[Study material — start]

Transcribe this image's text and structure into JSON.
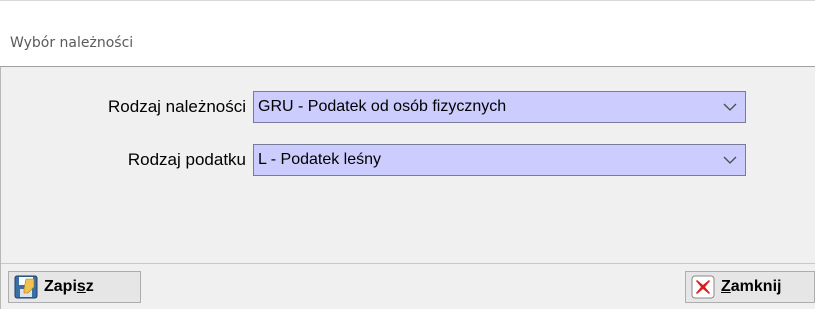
{
  "window": {
    "title": "Wybór należności"
  },
  "form": {
    "rodzaj_naleznosci": {
      "label": "Rodzaj należności",
      "value": "GRU - Podatek od osób fizycznych"
    },
    "rodzaj_podatku": {
      "label": "Rodzaj podatku",
      "value": "L - Podatek leśny"
    }
  },
  "buttons": {
    "save": {
      "prefix": "Zapi",
      "accel": "s",
      "suffix": "z",
      "icon": "save-disk-icon"
    },
    "close": {
      "prefix": "",
      "accel": "Z",
      "suffix": "amknij",
      "icon": "red-x-close-icon"
    }
  },
  "colors": {
    "select_bg": "#ccccff",
    "close_icon": "#d42020"
  }
}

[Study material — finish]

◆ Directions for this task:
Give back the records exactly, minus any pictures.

◆ Answer below:
Transcribe this image's text and structure into JSON.
{
  "window": {
    "title": "Wybór należności"
  },
  "form": {
    "rodzaj_naleznosci": {
      "label": "Rodzaj należności",
      "value": "GRU - Podatek od osób fizycznych"
    },
    "rodzaj_podatku": {
      "label": "Rodzaj podatku",
      "value": "L - Podatek leśny"
    }
  },
  "buttons": {
    "save": {
      "prefix": "Zapi",
      "accel": "s",
      "suffix": "z",
      "icon": "save-disk-icon"
    },
    "close": {
      "prefix": "",
      "accel": "Z",
      "suffix": "amknij",
      "icon": "red-x-close-icon"
    }
  },
  "colors": {
    "select_bg": "#ccccff",
    "close_icon": "#d42020"
  }
}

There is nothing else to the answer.